* [To do] An exact, complete copy of the lines below is the expected answer.

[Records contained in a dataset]
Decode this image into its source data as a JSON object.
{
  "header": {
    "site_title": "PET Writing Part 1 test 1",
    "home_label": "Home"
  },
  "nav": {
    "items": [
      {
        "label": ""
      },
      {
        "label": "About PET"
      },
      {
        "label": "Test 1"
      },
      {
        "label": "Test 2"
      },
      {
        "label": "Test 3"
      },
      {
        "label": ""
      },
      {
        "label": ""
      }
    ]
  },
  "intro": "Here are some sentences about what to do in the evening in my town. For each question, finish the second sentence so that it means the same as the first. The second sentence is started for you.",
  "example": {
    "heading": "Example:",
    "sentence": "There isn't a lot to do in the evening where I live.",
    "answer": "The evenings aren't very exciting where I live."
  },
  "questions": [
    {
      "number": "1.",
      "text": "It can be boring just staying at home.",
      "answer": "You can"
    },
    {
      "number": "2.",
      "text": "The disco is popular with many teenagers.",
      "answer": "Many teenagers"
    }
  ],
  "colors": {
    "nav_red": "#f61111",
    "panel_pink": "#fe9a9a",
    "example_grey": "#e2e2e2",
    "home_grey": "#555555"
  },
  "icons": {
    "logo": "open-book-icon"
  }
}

* [Response for this exercise]
Decode this image into its source data as a JSON object.
{
  "header": {
    "site_title": "PET Writing Part 1 test 1",
    "home_label": "Home"
  },
  "nav": {
    "items": [
      {
        "label": ""
      },
      {
        "label": "About PET"
      },
      {
        "label": "Test 1"
      },
      {
        "label": "Test 2"
      },
      {
        "label": "Test 3"
      },
      {
        "label": ""
      },
      {
        "label": ""
      }
    ]
  },
  "intro": "Here are some sentences about what to do in the evening in my town. For each question, finish the second sentence so that it means the same as the first. The second sentence is started for you.",
  "example": {
    "heading": "Example:",
    "sentence": "There isn't a lot to do in the evening where I live.",
    "answer": "The evenings aren't very exciting where I live."
  },
  "questions": [
    {
      "number": "1.",
      "text": "It can be boring just staying at home.",
      "answer": "You can"
    },
    {
      "number": "2.",
      "text": "The disco is popular with many teenagers.",
      "answer": "Many teenagers"
    }
  ],
  "colors": {
    "nav_red": "#f61111",
    "panel_pink": "#fe9a9a",
    "example_grey": "#e2e2e2",
    "home_grey": "#555555"
  },
  "icons": {
    "logo": "open-book-icon"
  }
}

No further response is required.